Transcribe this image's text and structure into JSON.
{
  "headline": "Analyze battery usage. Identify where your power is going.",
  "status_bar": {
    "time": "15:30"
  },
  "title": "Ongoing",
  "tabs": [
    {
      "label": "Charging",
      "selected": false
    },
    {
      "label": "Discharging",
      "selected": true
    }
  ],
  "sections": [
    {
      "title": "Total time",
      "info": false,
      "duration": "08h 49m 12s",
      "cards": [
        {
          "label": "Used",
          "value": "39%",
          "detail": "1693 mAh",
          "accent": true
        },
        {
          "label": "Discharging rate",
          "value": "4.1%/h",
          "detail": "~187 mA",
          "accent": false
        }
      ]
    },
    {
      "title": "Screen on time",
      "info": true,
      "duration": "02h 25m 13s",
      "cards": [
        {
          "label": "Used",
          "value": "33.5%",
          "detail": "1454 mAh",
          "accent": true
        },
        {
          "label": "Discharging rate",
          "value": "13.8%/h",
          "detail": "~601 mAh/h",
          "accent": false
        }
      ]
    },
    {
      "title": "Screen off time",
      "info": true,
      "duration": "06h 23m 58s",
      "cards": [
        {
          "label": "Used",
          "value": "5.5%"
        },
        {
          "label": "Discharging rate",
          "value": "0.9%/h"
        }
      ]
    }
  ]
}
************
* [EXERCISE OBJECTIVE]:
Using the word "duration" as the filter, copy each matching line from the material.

* [REPLY TO THE EXERCISE]:
      "duration": "08h 49m 12s",
      "duration": "02h 25m 13s",
      "duration": "06h 23m 58s",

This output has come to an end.